The number of lines in the entries below holding the word "time" is all that is needed here.

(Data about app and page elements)

^^^^^^^^

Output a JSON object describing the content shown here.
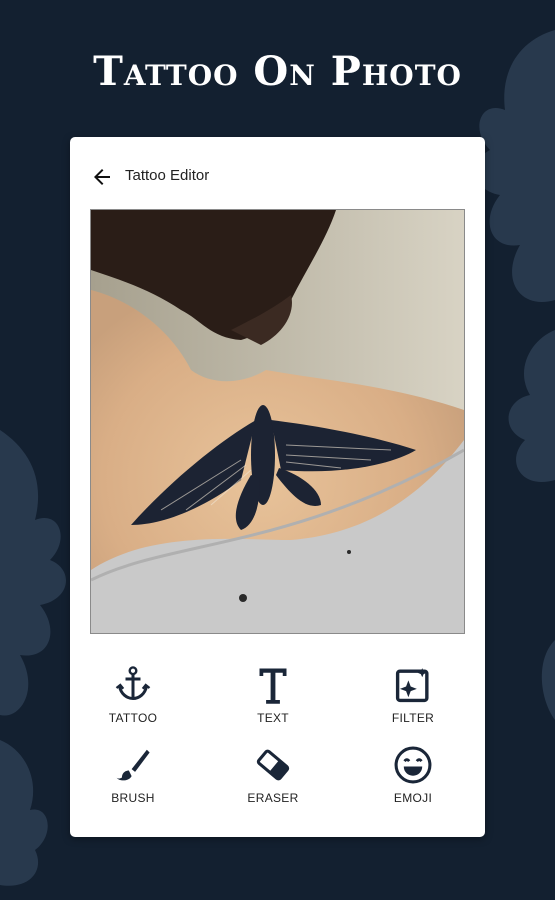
{
  "app": {
    "headline": "Tattoo On Photo"
  },
  "editor": {
    "title": "Tattoo Editor",
    "tools": [
      {
        "label": "TATTOO",
        "icon": "anchor-icon"
      },
      {
        "label": "TEXT",
        "icon": "text-t-icon"
      },
      {
        "label": "FILTER",
        "icon": "filter-sparkle-icon"
      },
      {
        "label": "BRUSH",
        "icon": "brush-icon"
      },
      {
        "label": "ERASER",
        "icon": "eraser-icon"
      },
      {
        "label": "EMOJI",
        "icon": "emoji-icon"
      }
    ]
  },
  "colors": {
    "background": "#132030",
    "card": "#ffffff",
    "ink": "#1a2638"
  }
}
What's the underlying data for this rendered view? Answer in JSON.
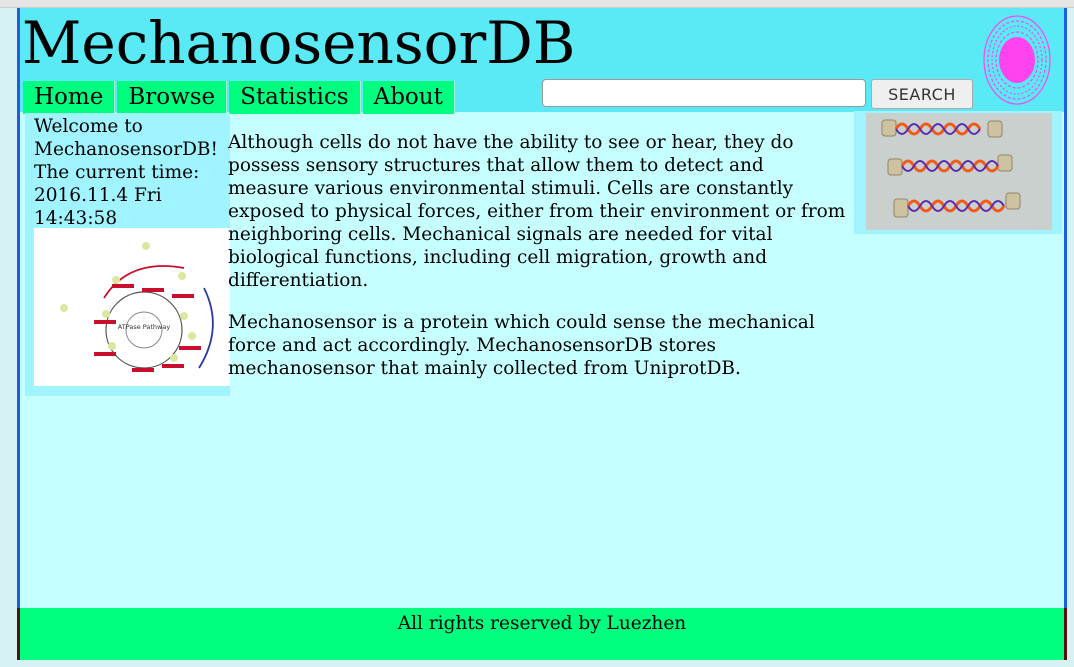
{
  "header": {
    "title": "MechanosensorDB",
    "logo_icon": "flower-logo-icon"
  },
  "nav": {
    "items": [
      {
        "label": "Home"
      },
      {
        "label": "Browse"
      },
      {
        "label": "Statistics"
      },
      {
        "label": "About"
      }
    ]
  },
  "search": {
    "value": "",
    "button_label": "SEARCH"
  },
  "sidebar": {
    "welcome_line1": "Welcome to",
    "welcome_line2": "MechanosensorDB!",
    "time_label": "The current time:",
    "date": "2016.11.4 Fri",
    "time": "14:43:58",
    "figure_center_label": "ATPase Pathway"
  },
  "main": {
    "paragraph1": "Although cells do not have the ability to see or hear, they do possess sensory structures that allow them to detect and measure various environmental stimuli. Cells are constantly exposed to physical forces, either from their environment or from neighboring cells. Mechanical signals are needed for vital biological functions, including cell migration, growth and differentiation.",
    "paragraph2": "Mechanosensor is a protein which could sense the mechanical force and act accordingly. MechanosensorDB stores mechanosensor that mainly collected from UniprotDB."
  },
  "footer": {
    "text": "All rights reserved by Luezhen"
  },
  "colors": {
    "header_bg": "#5aeaf5",
    "nav_bg": "#00ff7f",
    "content_bg": "#c6ffff",
    "sidebar_bg": "#9ff4ff",
    "footer_bg": "#00ff7f",
    "logo": "#ff44ee"
  }
}
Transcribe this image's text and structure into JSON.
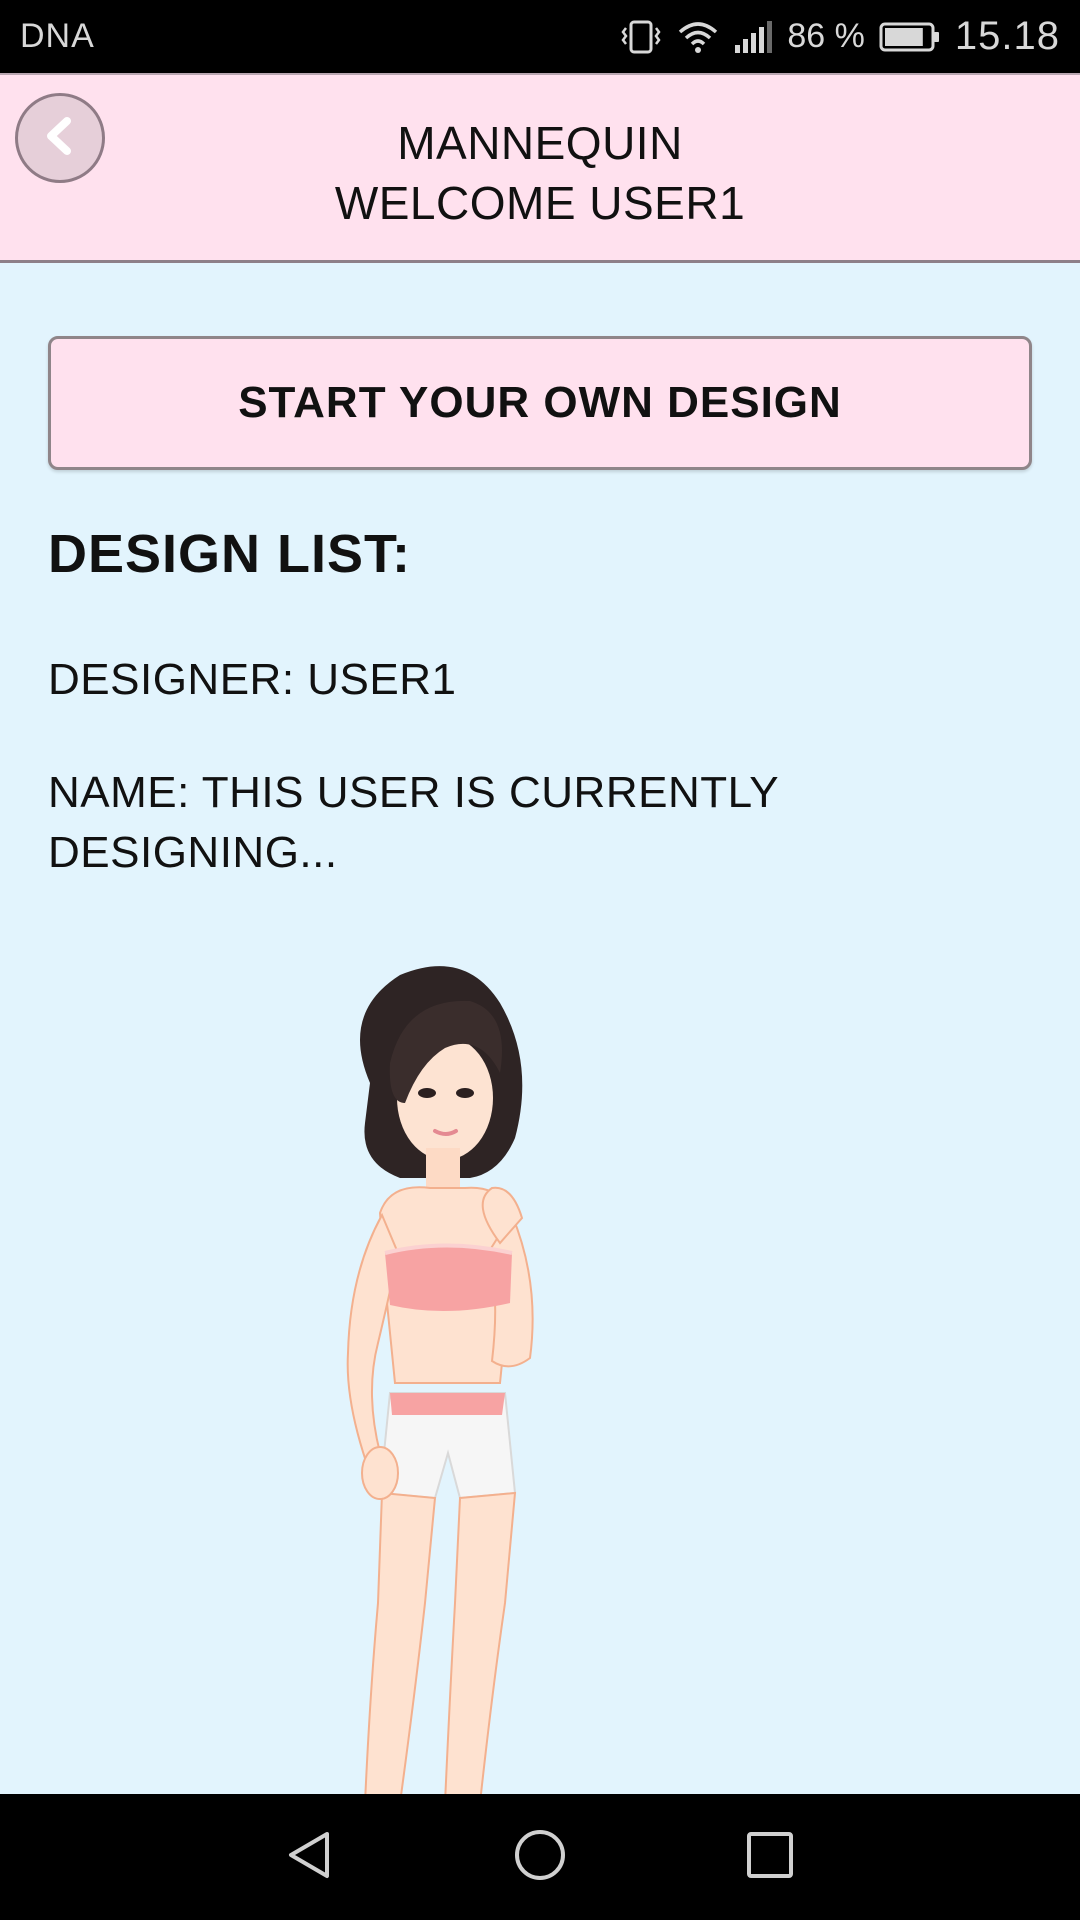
{
  "status_bar": {
    "carrier": "DNA",
    "battery_percent": "86 %",
    "time": "15.18",
    "battery_level": 0.86
  },
  "header": {
    "title_line1": "MANNEQUIN",
    "title_line2": "WELCOME USER1",
    "background": "#ffe1ee"
  },
  "main": {
    "start_button_label": "START YOUR OWN DESIGN",
    "list_heading": "DESIGN LIST:",
    "designer_line": "DESIGNER: USER1",
    "name_line": "NAME: THIS USER IS CURRENTLY DESIGNING...",
    "background": "#e2f4fd"
  },
  "icons": {
    "back": "chevron-left-icon",
    "vibrate": "vibrate-icon",
    "wifi": "wifi-icon",
    "signal": "signal-icon",
    "battery": "battery-icon",
    "nav_back": "triangle-back-icon",
    "nav_home": "circle-home-icon",
    "nav_recents": "square-recents-icon"
  }
}
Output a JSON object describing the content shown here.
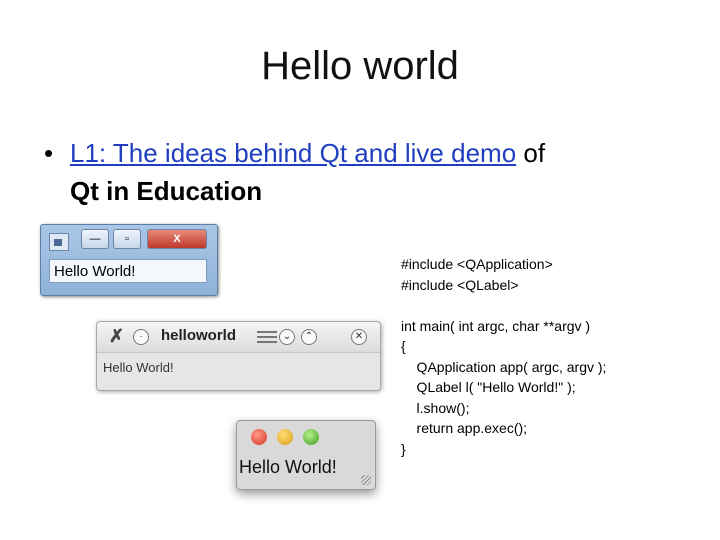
{
  "slide": {
    "title": "Hello world",
    "bullet": {
      "link_text": "L1: The ideas behind Qt and live demo",
      "after_link": " of",
      "second_line": "Qt in Education"
    }
  },
  "windows_window": {
    "close_glyph": "X",
    "min_glyph": "—",
    "max_glyph": "▫",
    "label": "Hello World!"
  },
  "kde_window": {
    "title": "helloworld",
    "label": "Hello World!"
  },
  "mac_window": {
    "label": "Hello World!"
  },
  "code": {
    "lines": [
      "#include <QApplication>",
      "#include <QLabel>",
      "",
      "int main( int argc, char **argv )",
      "{",
      "    QApplication app( argc, argv );",
      "    QLabel l( \"Hello World!\" );",
      "    l.show();",
      "    return app.exec();",
      "}"
    ]
  }
}
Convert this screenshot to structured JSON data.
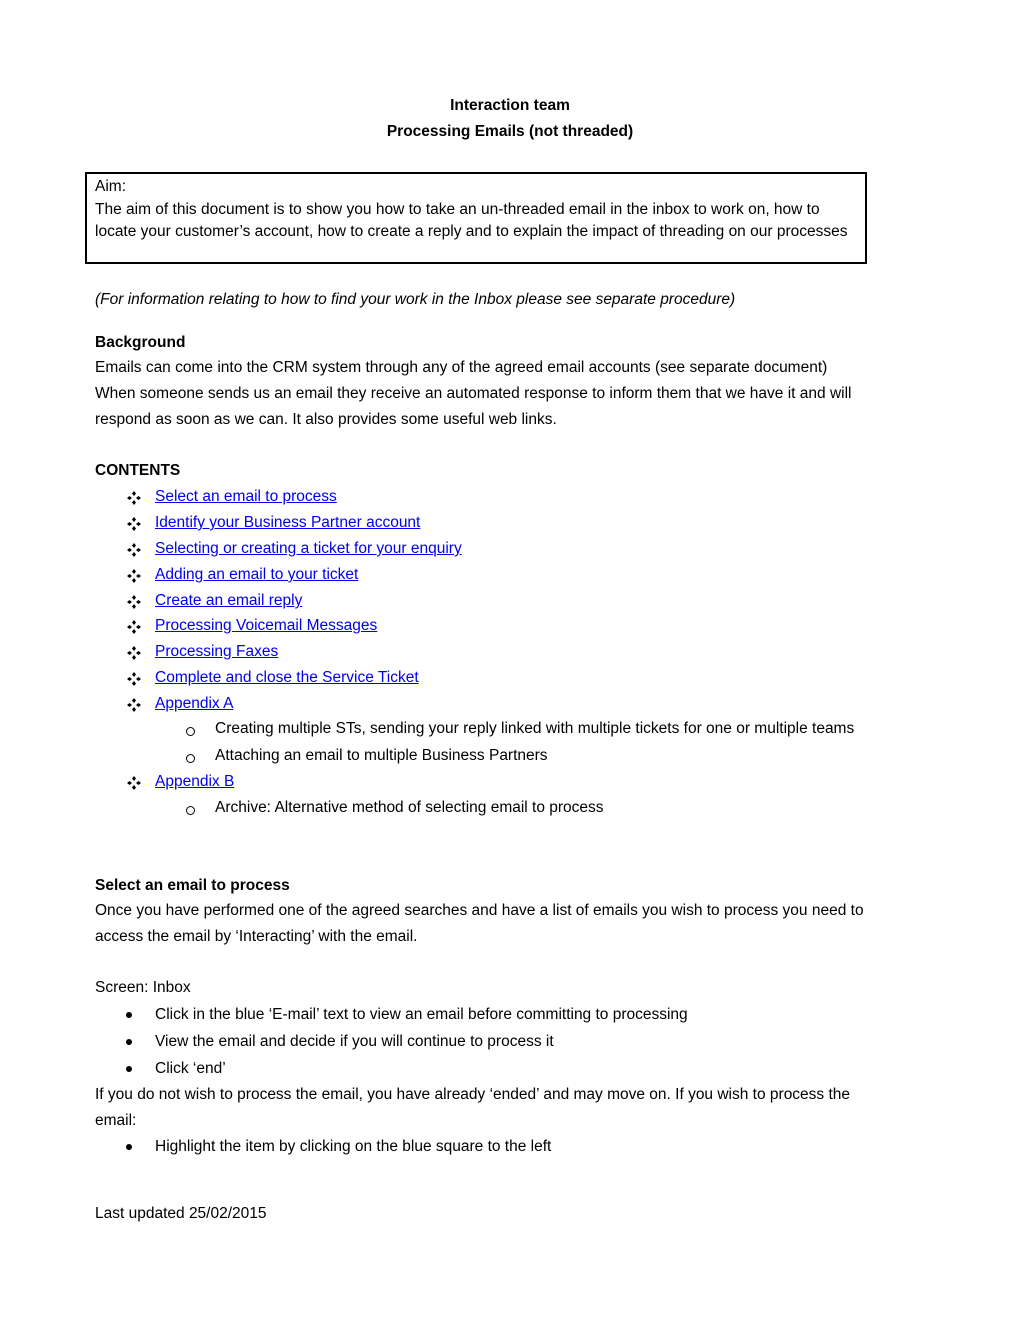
{
  "header": {
    "line1": "Interaction team",
    "line2": "Processing Emails (not threaded)"
  },
  "aim": {
    "label": "Aim:",
    "text": "The aim of this document is to show you how to take an un-threaded email in the inbox to work on, how to locate your customer’s account, how to create a reply and to explain the impact of threading on our processes"
  },
  "note": "(For information relating to how to find your work in the Inbox please see separate procedure)",
  "background": {
    "heading": "Background",
    "line1": "Emails can come into the CRM system through any of the agreed email accounts (see separate document)",
    "line2": "When someone sends us an email they receive an automated response to inform them that we have it and will",
    "line3": "respond as soon as we can. It also provides some useful web links."
  },
  "contents": {
    "heading": "CONTENTS",
    "items": [
      "Select an email to process",
      "Identify your Business Partner account",
      "Selecting or creating a ticket for your enquiry",
      "Adding an email to your ticket",
      "Create an email reply",
      "Processing Voicemail Messages",
      "Processing Faxes",
      "Complete and close the Service Ticket",
      "Appendix A",
      "Appendix B"
    ],
    "appendix_a_sub": [
      "Creating multiple STs, sending your reply linked with multiple tickets for one or multiple teams",
      "Attaching an email to multiple Business Partners"
    ],
    "appendix_b_sub": [
      "Archive: Alternative method of selecting email to process"
    ]
  },
  "select_section": {
    "heading": "Select an email to process",
    "para1_line1": "Once you have performed one of the agreed searches and have a list of emails you wish to process you need to",
    "para1_line2": "access the email by ‘Interacting’ with the email.",
    "screen": "Screen: Inbox",
    "bullets": [
      "Click in the blue ‘E-mail’ text to view an email before committing to processing",
      "View the email and decide if you will continue to process it",
      "Click ‘end’"
    ],
    "para2_line1": "If you do not wish to process the email, you have already ‘ended’ and may move on. If you wish to process the",
    "para2_line2": "email:",
    "bullets2": [
      "Highlight the item by clicking on the blue square to the left"
    ]
  },
  "footer": {
    "last_updated": "Last updated 25/02/2015"
  }
}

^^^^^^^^

• ANSWER SECTION
3